-- TASK DETAILS --
Where a line in the records below includes "scan", pull that line out.
────────
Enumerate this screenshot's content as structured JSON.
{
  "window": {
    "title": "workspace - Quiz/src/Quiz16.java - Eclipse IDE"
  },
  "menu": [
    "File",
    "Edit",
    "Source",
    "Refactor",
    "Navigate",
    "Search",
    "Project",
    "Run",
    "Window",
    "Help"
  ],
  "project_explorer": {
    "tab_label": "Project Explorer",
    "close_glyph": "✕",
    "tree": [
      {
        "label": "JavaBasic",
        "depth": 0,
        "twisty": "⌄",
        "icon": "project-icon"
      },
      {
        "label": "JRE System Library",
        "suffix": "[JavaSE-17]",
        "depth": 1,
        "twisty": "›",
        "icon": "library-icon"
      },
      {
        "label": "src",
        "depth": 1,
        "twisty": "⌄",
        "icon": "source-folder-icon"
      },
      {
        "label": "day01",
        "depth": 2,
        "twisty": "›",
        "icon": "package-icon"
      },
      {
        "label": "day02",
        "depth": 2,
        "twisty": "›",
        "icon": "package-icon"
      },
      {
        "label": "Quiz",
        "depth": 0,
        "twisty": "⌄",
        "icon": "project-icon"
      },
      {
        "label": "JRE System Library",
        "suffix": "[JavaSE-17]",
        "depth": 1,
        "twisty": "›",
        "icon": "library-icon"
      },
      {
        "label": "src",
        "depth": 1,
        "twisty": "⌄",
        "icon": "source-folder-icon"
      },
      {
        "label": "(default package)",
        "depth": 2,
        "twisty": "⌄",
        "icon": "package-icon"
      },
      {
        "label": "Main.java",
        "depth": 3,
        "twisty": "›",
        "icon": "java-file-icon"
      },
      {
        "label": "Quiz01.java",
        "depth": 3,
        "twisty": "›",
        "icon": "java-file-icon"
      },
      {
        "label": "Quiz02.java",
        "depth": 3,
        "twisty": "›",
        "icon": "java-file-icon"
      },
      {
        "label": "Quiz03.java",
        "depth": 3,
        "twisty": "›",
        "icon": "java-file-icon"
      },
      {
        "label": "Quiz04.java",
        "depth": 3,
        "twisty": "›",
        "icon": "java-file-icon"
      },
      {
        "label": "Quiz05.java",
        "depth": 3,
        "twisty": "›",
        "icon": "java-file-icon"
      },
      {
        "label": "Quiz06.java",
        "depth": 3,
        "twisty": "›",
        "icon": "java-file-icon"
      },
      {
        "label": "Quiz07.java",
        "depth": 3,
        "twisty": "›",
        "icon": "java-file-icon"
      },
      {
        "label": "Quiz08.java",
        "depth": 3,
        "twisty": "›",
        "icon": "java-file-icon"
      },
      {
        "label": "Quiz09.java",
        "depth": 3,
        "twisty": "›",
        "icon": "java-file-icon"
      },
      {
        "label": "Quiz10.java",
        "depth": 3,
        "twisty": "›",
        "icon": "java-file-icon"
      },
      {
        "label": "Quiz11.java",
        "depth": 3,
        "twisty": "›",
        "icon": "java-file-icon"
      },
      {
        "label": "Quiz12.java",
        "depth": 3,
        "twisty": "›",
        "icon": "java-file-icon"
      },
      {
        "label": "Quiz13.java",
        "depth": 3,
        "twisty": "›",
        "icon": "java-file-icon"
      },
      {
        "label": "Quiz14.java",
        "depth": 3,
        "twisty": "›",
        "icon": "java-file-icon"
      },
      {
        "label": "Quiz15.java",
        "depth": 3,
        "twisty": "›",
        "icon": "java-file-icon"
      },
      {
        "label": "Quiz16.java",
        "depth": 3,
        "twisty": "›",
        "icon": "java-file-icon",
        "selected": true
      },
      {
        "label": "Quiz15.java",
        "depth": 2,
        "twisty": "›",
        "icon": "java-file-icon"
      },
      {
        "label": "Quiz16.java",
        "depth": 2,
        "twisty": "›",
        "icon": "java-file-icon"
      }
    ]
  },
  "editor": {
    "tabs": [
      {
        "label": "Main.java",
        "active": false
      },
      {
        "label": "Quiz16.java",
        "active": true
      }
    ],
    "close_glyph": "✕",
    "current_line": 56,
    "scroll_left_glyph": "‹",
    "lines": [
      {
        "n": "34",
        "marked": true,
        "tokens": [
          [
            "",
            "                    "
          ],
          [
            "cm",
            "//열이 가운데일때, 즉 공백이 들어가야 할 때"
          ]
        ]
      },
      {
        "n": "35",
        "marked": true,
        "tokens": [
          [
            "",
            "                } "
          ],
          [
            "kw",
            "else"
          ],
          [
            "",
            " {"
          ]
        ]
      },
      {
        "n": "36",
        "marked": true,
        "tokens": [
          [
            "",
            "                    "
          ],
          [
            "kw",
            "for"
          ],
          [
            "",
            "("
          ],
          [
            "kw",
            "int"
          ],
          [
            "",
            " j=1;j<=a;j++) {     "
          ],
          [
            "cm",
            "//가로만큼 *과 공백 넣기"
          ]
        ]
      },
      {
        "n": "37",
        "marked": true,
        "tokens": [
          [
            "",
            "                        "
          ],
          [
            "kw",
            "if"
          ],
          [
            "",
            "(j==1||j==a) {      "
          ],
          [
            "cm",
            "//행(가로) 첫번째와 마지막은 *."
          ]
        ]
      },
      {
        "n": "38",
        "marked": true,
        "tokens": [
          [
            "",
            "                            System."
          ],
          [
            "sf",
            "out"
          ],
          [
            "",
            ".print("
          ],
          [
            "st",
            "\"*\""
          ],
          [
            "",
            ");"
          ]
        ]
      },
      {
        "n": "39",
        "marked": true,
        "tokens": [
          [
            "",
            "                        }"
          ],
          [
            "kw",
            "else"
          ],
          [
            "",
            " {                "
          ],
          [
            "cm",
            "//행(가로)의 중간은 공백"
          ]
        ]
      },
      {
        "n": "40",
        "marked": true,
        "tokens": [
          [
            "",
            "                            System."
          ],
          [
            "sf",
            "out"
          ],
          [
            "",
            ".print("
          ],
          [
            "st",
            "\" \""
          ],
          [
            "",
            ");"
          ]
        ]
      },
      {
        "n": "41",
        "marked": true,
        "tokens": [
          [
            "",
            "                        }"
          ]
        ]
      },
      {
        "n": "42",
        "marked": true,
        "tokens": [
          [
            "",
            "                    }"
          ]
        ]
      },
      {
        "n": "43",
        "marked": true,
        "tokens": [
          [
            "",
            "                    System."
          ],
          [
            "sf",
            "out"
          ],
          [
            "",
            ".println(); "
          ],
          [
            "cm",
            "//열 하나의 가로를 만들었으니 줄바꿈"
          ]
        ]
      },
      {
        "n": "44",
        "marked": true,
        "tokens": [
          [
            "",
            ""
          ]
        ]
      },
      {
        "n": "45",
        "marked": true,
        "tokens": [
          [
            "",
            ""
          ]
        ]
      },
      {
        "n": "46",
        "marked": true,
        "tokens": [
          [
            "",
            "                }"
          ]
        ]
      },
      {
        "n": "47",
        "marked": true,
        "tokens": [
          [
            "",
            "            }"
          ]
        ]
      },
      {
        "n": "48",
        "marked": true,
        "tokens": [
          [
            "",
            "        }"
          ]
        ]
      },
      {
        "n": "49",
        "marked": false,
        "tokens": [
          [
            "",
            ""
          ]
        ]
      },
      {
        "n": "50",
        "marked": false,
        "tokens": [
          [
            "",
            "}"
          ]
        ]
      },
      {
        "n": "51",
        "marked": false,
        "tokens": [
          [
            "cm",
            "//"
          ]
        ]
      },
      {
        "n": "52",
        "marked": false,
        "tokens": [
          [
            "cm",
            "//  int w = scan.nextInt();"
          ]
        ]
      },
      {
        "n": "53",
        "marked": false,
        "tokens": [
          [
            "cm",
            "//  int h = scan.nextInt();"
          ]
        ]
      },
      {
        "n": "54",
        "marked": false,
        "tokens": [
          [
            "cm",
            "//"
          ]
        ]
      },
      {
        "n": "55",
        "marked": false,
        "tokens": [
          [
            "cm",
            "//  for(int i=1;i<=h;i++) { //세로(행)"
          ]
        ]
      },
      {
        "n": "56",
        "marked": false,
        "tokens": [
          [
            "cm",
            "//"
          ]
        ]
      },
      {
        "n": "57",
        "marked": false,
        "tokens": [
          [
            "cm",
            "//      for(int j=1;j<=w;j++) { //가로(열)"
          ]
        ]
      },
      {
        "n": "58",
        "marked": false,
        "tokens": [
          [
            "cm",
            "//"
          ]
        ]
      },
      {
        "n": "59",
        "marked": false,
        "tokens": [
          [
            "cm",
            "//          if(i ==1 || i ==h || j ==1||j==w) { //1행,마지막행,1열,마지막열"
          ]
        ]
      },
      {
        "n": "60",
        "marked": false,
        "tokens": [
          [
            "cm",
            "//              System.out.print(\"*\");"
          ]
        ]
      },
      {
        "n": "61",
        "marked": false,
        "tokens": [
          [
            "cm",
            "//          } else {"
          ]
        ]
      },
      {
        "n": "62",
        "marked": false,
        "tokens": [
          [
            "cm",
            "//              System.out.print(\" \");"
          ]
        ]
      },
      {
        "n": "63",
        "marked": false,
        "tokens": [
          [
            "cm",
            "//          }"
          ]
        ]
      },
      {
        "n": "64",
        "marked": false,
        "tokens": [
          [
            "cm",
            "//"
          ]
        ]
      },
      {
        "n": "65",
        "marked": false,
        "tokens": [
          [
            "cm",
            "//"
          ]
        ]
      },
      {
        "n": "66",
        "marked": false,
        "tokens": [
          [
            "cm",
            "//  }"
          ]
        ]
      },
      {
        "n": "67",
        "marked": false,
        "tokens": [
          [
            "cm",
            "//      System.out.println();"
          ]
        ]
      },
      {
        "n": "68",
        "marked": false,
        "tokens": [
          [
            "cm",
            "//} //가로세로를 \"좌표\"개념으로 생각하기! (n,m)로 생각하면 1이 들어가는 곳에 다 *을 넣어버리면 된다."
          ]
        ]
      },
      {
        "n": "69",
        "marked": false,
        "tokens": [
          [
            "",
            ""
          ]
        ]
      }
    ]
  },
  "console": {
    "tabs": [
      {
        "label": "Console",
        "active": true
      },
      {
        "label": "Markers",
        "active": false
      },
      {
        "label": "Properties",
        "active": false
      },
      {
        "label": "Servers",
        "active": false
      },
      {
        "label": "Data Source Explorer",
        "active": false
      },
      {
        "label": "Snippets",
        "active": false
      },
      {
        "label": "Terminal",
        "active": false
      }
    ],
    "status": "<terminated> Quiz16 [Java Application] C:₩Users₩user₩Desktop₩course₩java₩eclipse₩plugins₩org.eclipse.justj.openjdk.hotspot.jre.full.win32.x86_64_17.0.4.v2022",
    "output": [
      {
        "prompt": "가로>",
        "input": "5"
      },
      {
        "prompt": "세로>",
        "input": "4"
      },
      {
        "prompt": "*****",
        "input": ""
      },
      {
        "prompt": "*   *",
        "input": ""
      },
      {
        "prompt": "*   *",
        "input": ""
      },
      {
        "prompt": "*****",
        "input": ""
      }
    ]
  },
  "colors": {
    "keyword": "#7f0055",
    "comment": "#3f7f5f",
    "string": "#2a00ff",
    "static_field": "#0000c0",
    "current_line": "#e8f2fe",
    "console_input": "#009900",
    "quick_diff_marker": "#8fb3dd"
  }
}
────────
-- TASK OUTPUT --
            "//  int w = scan.nextInt();"
            "//  int h = scan.nextInt();"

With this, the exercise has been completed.